→ Task directions: Each line of the records below that holds "Information" should be returned.

-- Opening Marker --

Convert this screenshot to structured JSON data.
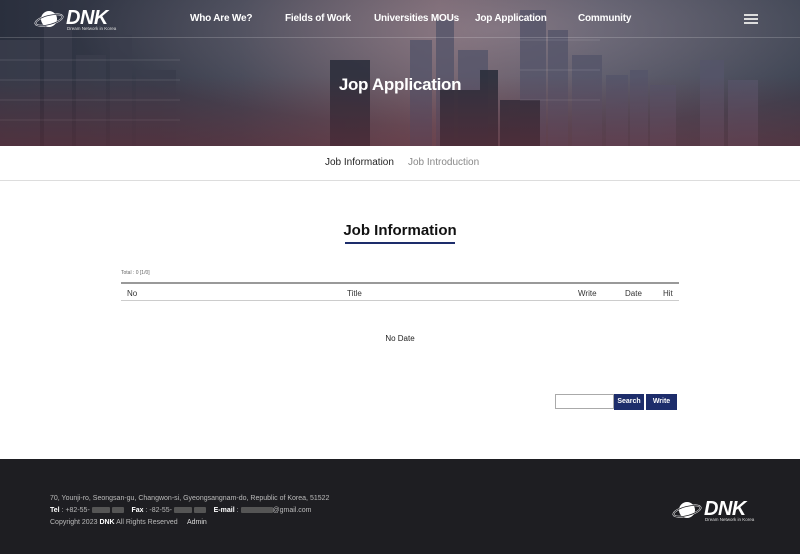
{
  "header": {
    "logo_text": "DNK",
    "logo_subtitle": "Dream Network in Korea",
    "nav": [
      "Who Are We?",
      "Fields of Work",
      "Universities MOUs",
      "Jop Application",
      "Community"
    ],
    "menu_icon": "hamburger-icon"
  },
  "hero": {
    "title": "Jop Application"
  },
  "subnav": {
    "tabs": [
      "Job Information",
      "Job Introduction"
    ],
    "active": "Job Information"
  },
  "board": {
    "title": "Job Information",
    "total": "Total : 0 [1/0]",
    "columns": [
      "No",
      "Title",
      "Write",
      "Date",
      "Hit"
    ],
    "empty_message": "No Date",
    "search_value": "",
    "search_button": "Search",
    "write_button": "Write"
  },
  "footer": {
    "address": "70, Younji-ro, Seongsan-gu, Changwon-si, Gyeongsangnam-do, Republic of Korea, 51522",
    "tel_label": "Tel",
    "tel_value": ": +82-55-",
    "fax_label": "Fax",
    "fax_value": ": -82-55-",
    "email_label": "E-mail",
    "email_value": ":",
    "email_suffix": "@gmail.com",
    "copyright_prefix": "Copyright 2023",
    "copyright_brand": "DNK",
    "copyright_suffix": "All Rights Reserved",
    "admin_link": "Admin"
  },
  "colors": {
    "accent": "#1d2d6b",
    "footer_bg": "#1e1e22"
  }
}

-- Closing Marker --

→ Task answer:
      "Job Information",
    "active": "Job Information"
    "title": "Job Information",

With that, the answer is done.